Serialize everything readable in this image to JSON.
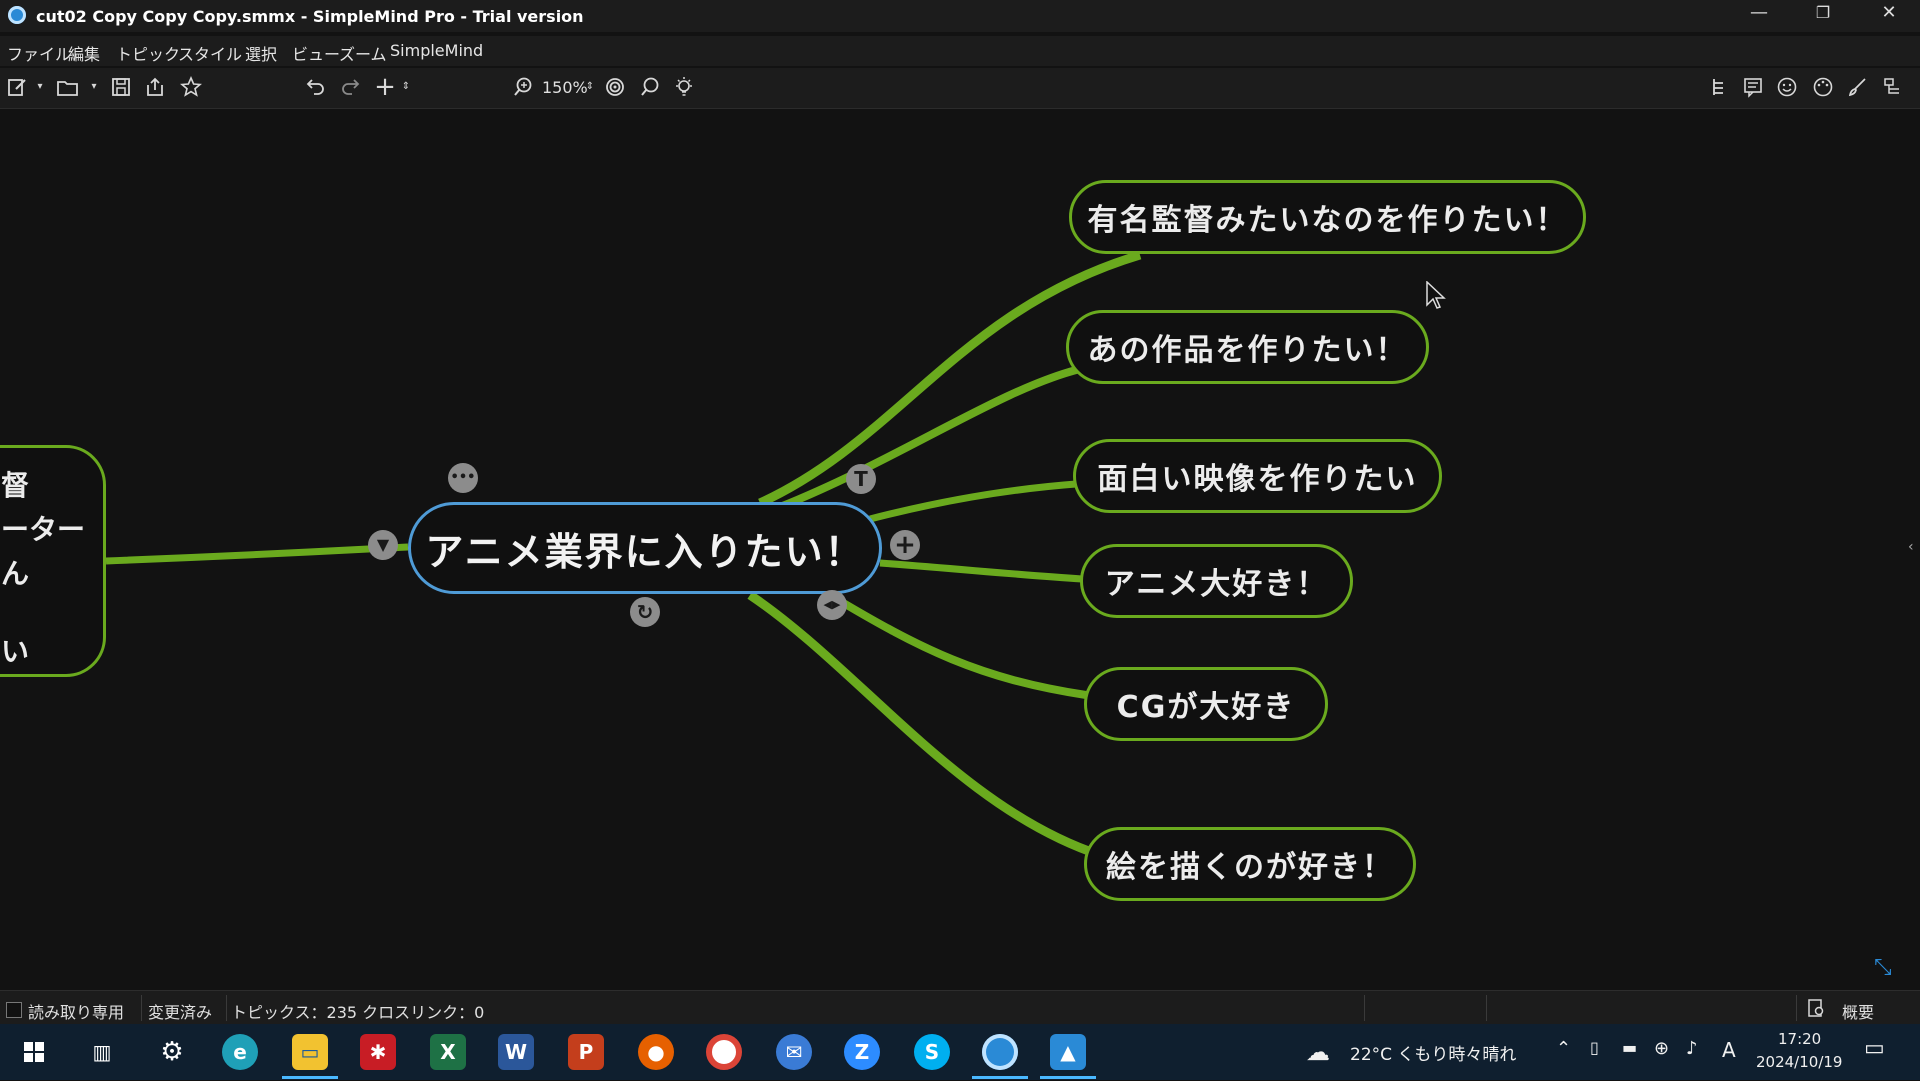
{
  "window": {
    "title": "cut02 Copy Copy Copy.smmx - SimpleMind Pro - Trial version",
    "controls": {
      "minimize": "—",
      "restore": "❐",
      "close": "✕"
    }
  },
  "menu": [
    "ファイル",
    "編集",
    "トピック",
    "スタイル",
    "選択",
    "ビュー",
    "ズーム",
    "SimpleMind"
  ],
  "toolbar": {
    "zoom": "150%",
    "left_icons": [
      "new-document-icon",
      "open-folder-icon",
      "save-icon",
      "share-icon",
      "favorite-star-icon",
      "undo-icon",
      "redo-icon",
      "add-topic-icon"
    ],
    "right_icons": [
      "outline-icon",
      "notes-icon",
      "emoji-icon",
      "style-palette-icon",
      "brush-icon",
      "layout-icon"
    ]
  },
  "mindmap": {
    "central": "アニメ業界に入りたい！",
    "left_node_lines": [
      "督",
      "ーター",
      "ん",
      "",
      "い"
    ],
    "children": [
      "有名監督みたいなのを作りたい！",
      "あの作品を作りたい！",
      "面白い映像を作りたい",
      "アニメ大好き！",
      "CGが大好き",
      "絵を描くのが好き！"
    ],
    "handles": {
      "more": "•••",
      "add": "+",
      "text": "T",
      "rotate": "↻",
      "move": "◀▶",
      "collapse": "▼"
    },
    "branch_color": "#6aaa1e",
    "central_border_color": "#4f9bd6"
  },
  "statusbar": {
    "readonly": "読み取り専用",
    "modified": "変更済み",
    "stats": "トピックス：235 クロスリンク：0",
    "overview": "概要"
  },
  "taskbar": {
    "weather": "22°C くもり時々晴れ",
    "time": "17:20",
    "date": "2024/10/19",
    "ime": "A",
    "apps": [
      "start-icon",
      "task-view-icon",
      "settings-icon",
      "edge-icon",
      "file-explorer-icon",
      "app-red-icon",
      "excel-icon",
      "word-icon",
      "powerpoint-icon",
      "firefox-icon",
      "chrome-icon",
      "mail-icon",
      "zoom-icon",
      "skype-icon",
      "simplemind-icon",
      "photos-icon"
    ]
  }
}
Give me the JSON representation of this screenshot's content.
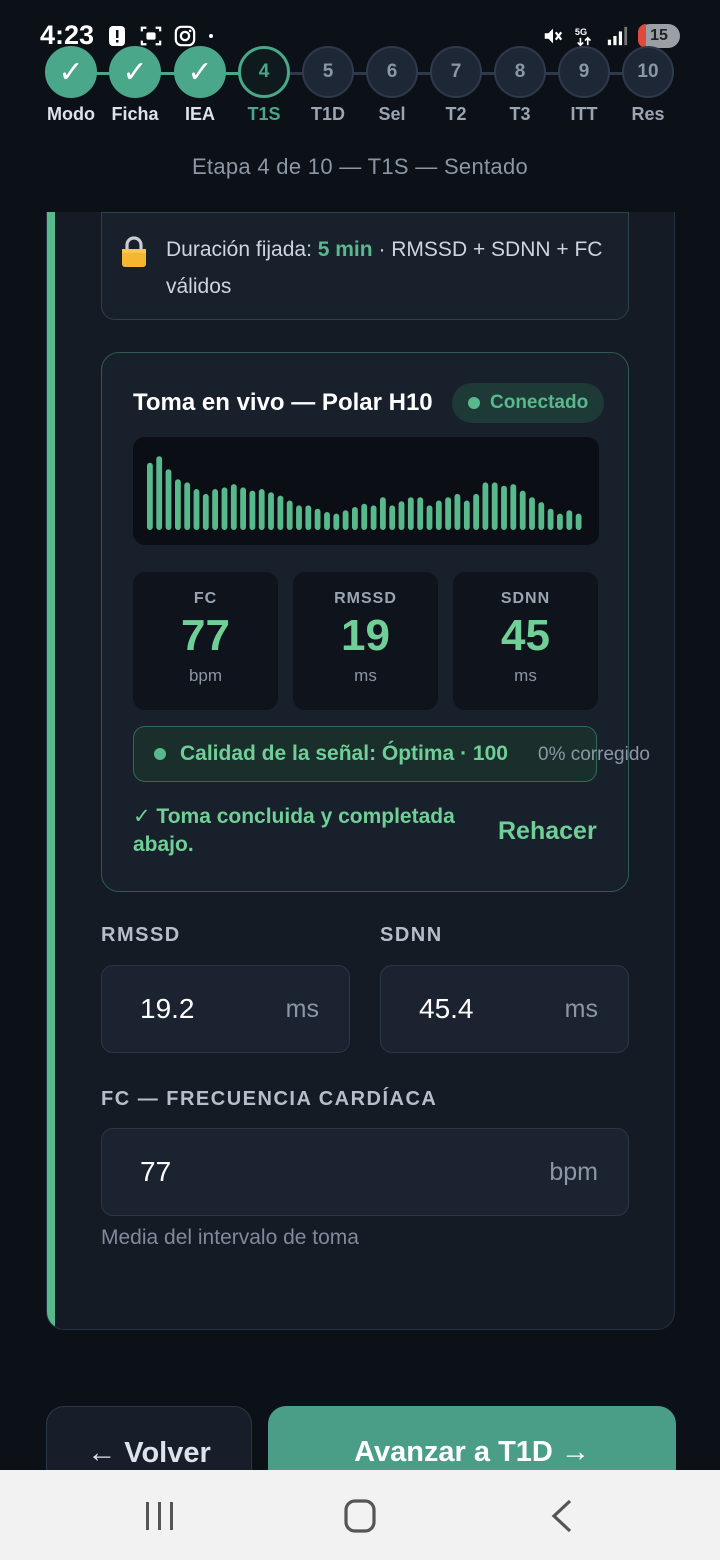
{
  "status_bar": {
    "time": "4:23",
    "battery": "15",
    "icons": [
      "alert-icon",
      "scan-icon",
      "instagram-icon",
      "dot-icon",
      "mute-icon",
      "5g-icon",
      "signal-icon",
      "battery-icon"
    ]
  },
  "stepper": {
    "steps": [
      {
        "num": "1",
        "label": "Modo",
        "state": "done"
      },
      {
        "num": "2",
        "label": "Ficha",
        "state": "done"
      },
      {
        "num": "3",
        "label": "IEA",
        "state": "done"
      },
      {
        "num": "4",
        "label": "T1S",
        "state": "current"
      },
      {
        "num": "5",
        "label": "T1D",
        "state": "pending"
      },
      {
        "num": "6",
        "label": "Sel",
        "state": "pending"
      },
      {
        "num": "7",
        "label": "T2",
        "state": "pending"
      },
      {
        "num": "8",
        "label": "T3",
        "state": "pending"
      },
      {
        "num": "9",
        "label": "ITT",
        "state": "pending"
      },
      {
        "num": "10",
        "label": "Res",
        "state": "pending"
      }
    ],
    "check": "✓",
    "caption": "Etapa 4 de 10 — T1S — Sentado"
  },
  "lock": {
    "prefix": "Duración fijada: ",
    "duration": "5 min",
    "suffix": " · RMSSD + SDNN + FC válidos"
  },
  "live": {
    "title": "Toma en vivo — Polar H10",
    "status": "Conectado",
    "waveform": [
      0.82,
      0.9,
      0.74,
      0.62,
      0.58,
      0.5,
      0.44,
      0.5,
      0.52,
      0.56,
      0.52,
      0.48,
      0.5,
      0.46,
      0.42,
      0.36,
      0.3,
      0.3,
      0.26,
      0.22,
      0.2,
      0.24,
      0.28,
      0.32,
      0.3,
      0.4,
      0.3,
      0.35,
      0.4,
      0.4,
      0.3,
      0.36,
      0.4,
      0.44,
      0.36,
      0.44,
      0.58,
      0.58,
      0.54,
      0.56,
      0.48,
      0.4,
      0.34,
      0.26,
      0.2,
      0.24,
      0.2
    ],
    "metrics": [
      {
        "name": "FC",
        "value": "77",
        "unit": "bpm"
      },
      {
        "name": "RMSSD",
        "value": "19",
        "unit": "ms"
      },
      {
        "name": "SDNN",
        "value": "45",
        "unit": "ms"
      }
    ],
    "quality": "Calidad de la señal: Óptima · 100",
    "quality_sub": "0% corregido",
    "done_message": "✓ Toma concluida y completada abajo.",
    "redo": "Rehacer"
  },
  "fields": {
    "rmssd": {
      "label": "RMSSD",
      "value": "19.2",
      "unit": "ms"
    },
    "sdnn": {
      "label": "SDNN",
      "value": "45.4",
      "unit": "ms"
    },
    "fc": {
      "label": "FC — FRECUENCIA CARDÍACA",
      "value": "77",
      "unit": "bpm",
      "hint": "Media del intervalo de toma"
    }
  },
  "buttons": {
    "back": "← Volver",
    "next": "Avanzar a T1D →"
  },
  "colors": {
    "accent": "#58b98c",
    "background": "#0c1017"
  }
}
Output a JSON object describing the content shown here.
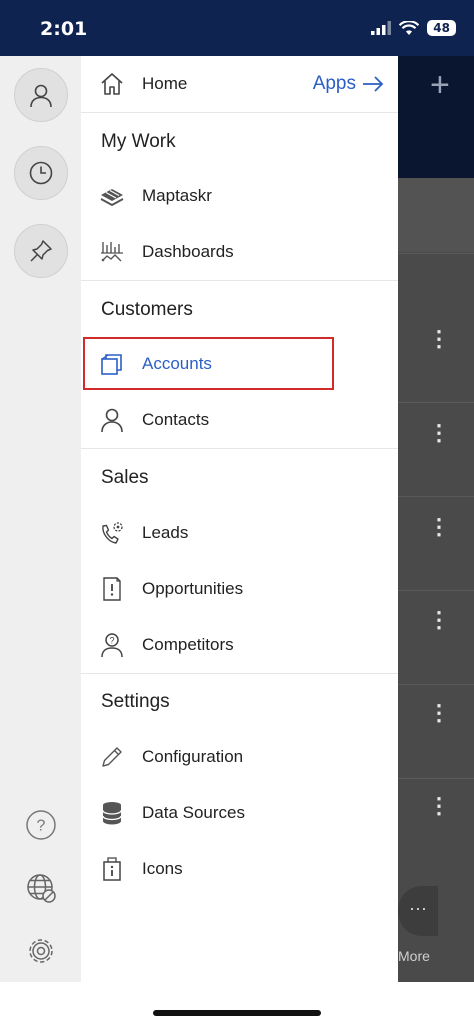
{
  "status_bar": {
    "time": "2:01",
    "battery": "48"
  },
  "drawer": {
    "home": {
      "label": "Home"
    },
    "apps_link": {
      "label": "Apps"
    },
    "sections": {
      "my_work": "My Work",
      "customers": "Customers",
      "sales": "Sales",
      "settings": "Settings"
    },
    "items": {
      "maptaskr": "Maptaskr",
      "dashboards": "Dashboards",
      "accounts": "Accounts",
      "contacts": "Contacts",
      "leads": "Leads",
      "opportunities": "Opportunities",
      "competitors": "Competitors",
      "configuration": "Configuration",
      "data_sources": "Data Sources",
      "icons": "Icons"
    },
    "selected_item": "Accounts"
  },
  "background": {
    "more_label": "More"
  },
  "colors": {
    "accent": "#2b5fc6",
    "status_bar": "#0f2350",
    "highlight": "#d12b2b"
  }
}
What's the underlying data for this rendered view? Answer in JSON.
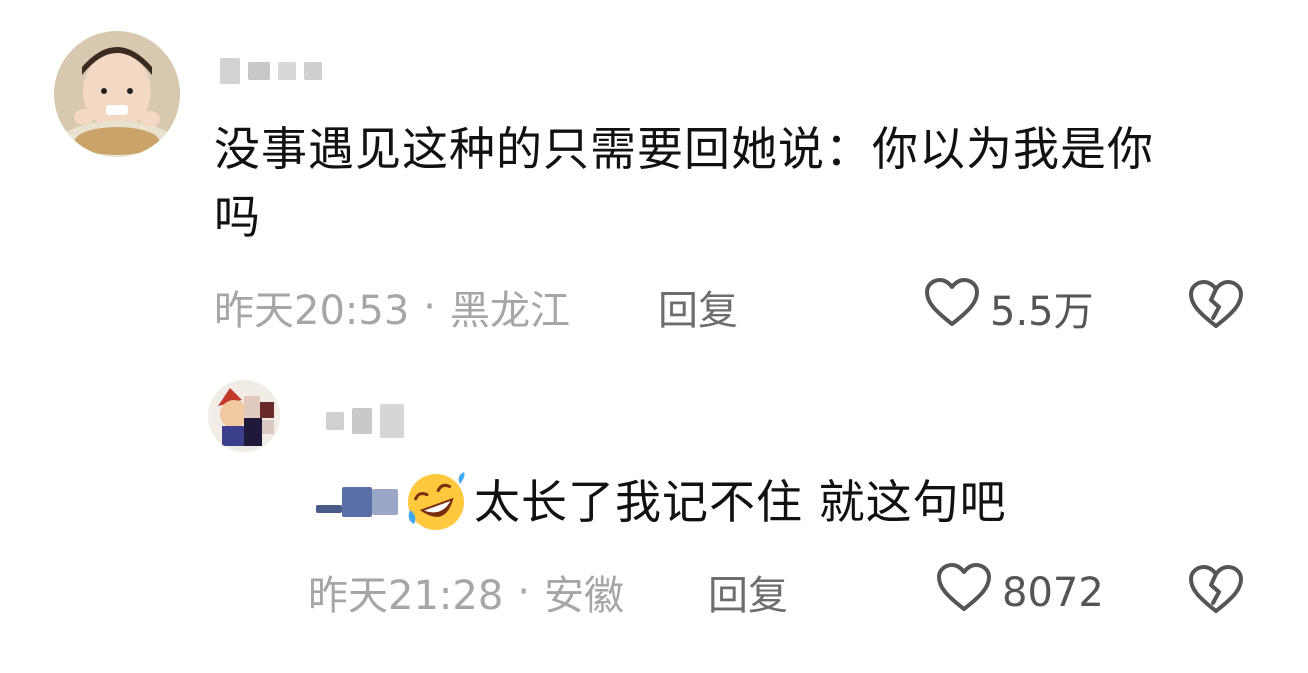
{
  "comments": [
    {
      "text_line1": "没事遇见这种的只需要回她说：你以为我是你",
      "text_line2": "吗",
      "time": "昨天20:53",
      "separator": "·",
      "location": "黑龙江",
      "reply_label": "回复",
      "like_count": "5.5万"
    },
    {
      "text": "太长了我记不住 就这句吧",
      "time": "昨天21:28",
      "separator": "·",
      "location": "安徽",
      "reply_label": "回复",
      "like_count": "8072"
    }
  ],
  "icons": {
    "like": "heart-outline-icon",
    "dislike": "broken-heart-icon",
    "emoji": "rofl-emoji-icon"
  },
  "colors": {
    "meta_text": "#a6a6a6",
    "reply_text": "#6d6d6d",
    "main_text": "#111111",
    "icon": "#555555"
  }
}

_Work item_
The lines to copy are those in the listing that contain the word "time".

_Exercise result_
    "time": "17:20",
    "time": "4:23",
    "time": "2:01",
      "time": "昨天20:53",
      "time": "昨天21:28",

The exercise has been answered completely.